The 486 is emblematic of a certain generation who were first discovering computers. In fact, the very famous 486 DX2/66 was long considered the minimum configuration for gamers. This processor, released in 1989, ushered in several interesting new features, like an on-chip FPU, data cache, and the first clock multiplier. The former consisted of an x87 coprocessor built into the 486 DX (not SX) series. An 8 KB Level 1 cache was built into the processor (write-through type, then write-back with slightly better performance). There was also the possibility of a Level 2 cache on the motherboard (at the bus frequency).
The second generation of 486s had a CPU multiplier, since the processor operated faster than the FSB, with DX2 (2x multiplier) and DX4 (3x multiplier) versions. Another anecdote: the “487SX” sold as an FPU for the 486SX was actually a full 486DX that disabled and took the place of the first processor.

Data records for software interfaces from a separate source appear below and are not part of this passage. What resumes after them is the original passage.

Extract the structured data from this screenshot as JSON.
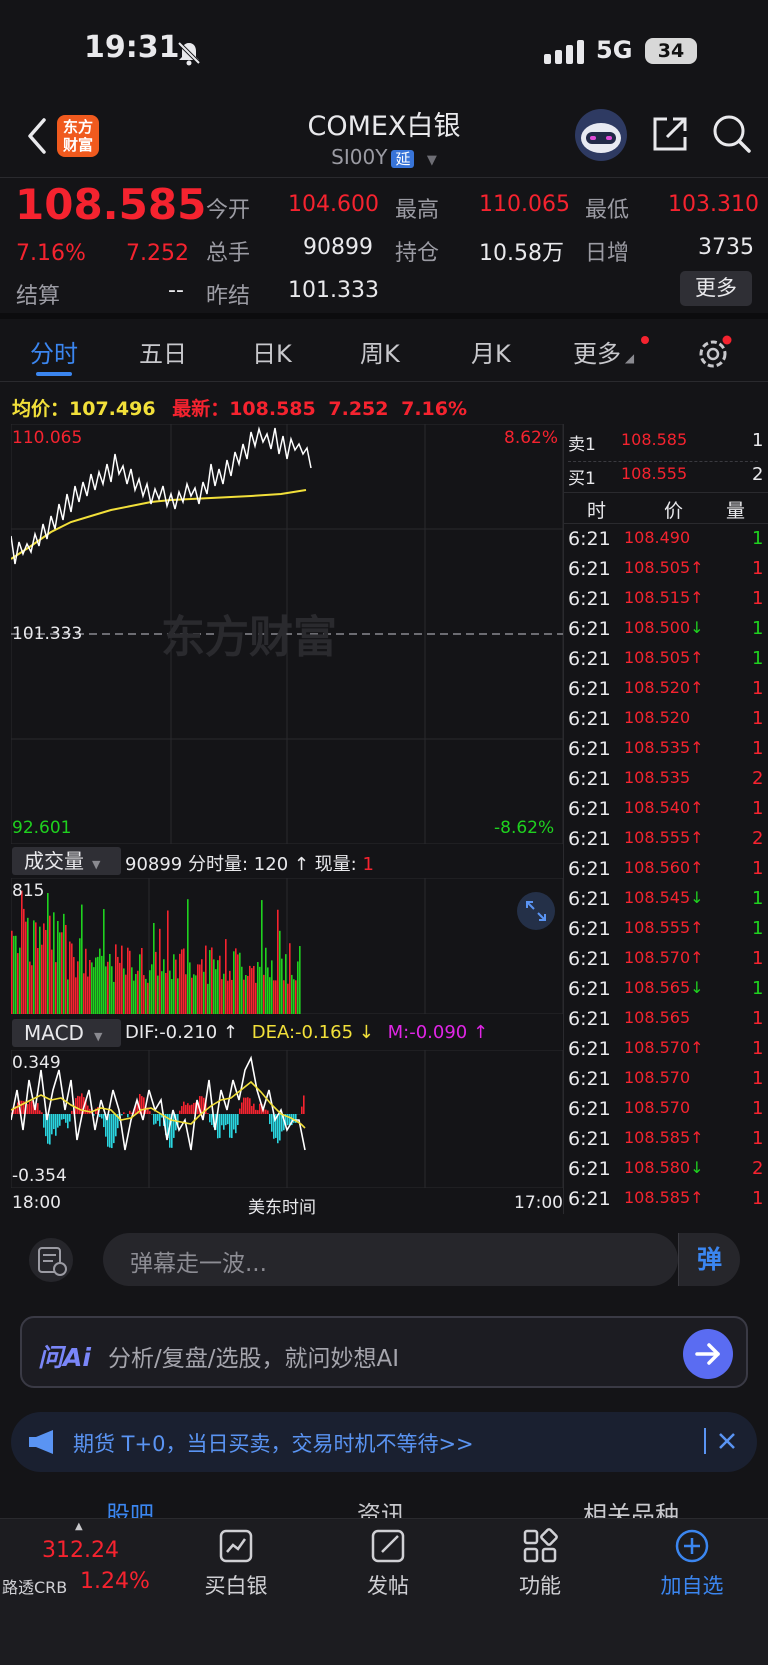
{
  "status": {
    "time": "19:31",
    "network": "5G",
    "battery": "34"
  },
  "header": {
    "title": "COMEX白银",
    "code": "SI00Y",
    "delay_badge": "延",
    "logo_text": "东方财富"
  },
  "quote": {
    "price": "108.585",
    "change_pct": "7.16%",
    "change": "7.252",
    "settle_label": "结算",
    "settle_value": "--",
    "open_label": "今开",
    "open_value": "104.600",
    "volume_label": "总手",
    "volume_value": "90899",
    "prev_settle_label": "昨结",
    "prev_settle_value": "101.333",
    "high_label": "最高",
    "high_value": "110.065",
    "oi_label": "持仓",
    "oi_value": "10.58万",
    "low_label": "最低",
    "low_value": "103.310",
    "daily_inc_label": "日增",
    "daily_inc_value": "3735",
    "more_label": "更多"
  },
  "tabs": [
    "分时",
    "五日",
    "日K",
    "周K",
    "月K",
    "更多"
  ],
  "chart_info": {
    "avg_label": "均价：",
    "avg_value": "107.496",
    "last_label": "最新：",
    "last_value": "108.585",
    "last_change": "7.252",
    "last_pct": "7.16%"
  },
  "chart_data": {
    "type": "line",
    "price_axis": {
      "max": "110.065",
      "mid": "101.333",
      "min": "92.601",
      "max_pct": "8.62%",
      "min_pct": "-8.62%"
    },
    "x_axis": {
      "start": "18:00",
      "middle": "美东时间",
      "end": "17:00"
    },
    "watermark": "东方财富",
    "volume_panel": {
      "label": "成交量",
      "total": "90899",
      "info": "分时量: 120 ↑ 现量:",
      "current": "1",
      "ymax": "815"
    },
    "macd_panel": {
      "label": "MACD",
      "dif": "DIF:-0.210 ↑",
      "dea": "DEA:-0.165 ↓",
      "m": "M:-0.090 ↑",
      "ymax": "0.349",
      "ymin": "-0.354"
    }
  },
  "order_book": {
    "ask_label": "卖1",
    "ask_price": "108.585",
    "ask_qty": "1",
    "bid_label": "买1",
    "bid_price": "108.555",
    "bid_qty": "2",
    "headers": [
      "时",
      "价",
      "量"
    ],
    "trades": [
      {
        "t": "6:21",
        "p": "108.490",
        "d": "",
        "q": "1",
        "qc": "green"
      },
      {
        "t": "6:21",
        "p": "108.505",
        "d": "↑",
        "q": "1",
        "qc": "red"
      },
      {
        "t": "6:21",
        "p": "108.515",
        "d": "↑",
        "q": "1",
        "qc": "red"
      },
      {
        "t": "6:21",
        "p": "108.500",
        "d": "↓",
        "q": "1",
        "qc": "green"
      },
      {
        "t": "6:21",
        "p": "108.505",
        "d": "↑",
        "q": "1",
        "qc": "green"
      },
      {
        "t": "6:21",
        "p": "108.520",
        "d": "↑",
        "q": "1",
        "qc": "red"
      },
      {
        "t": "6:21",
        "p": "108.520",
        "d": "",
        "q": "1",
        "qc": "red"
      },
      {
        "t": "6:21",
        "p": "108.535",
        "d": "↑",
        "q": "1",
        "qc": "red"
      },
      {
        "t": "6:21",
        "p": "108.535",
        "d": "",
        "q": "2",
        "qc": "red"
      },
      {
        "t": "6:21",
        "p": "108.540",
        "d": "↑",
        "q": "1",
        "qc": "red"
      },
      {
        "t": "6:21",
        "p": "108.555",
        "d": "↑",
        "q": "2",
        "qc": "red"
      },
      {
        "t": "6:21",
        "p": "108.560",
        "d": "↑",
        "q": "1",
        "qc": "red"
      },
      {
        "t": "6:21",
        "p": "108.545",
        "d": "↓",
        "q": "1",
        "qc": "green"
      },
      {
        "t": "6:21",
        "p": "108.555",
        "d": "↑",
        "q": "1",
        "qc": "green"
      },
      {
        "t": "6:21",
        "p": "108.570",
        "d": "↑",
        "q": "1",
        "qc": "red"
      },
      {
        "t": "6:21",
        "p": "108.565",
        "d": "↓",
        "q": "1",
        "qc": "green"
      },
      {
        "t": "6:21",
        "p": "108.565",
        "d": "",
        "q": "1",
        "qc": "red"
      },
      {
        "t": "6:21",
        "p": "108.570",
        "d": "↑",
        "q": "1",
        "qc": "red"
      },
      {
        "t": "6:21",
        "p": "108.570",
        "d": "",
        "q": "1",
        "qc": "red"
      },
      {
        "t": "6:21",
        "p": "108.570",
        "d": "",
        "q": "1",
        "qc": "red"
      },
      {
        "t": "6:21",
        "p": "108.585",
        "d": "↑",
        "q": "1",
        "qc": "red"
      },
      {
        "t": "6:21",
        "p": "108.580",
        "d": "↓",
        "q": "2",
        "qc": "red"
      },
      {
        "t": "6:21",
        "p": "108.585",
        "d": "↑",
        "q": "1",
        "qc": "red"
      }
    ]
  },
  "comment": {
    "placeholder": "弹幕走一波...",
    "danmu_label": "弹"
  },
  "ai": {
    "logo": "问Ai",
    "placeholder": "分析/复盘/选股，就问妙想AI"
  },
  "promo": {
    "text": "期货 T+0，当日买卖，交易时机不等待>>"
  },
  "sub_tabs": [
    "股吧",
    "资讯",
    "相关品种"
  ],
  "bottom_nav": {
    "index_value": "312.24",
    "index_name": "路透CRB",
    "index_pct": "1.24%",
    "buy_label": "买白银",
    "post_label": "发帖",
    "func_label": "功能",
    "add_label": "加自选"
  }
}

|Code name||P4, P24, P24C|
|Data bus||32 bits|
|Address bus||32 bits|
|Maximum memory||4096 MB|
|L1 cache||8 KB|
|L2 cache||Motherboard (FSB frequency)|
|Clock frequency||16-100 MHz|
|Fabrication process||1,000–800 nm|
|Number of transistors||1,185,000|
|Voltage||5 V–3.3 V|
|Die surface area||81 - 67 mm²|
The DX4 had a 16 KB cache and a few more transistors: 1.6 million. This processor, using a 600 nm process and measuring 76 mm², consumed less power than the original 486 (at a voltage of 3.3 V).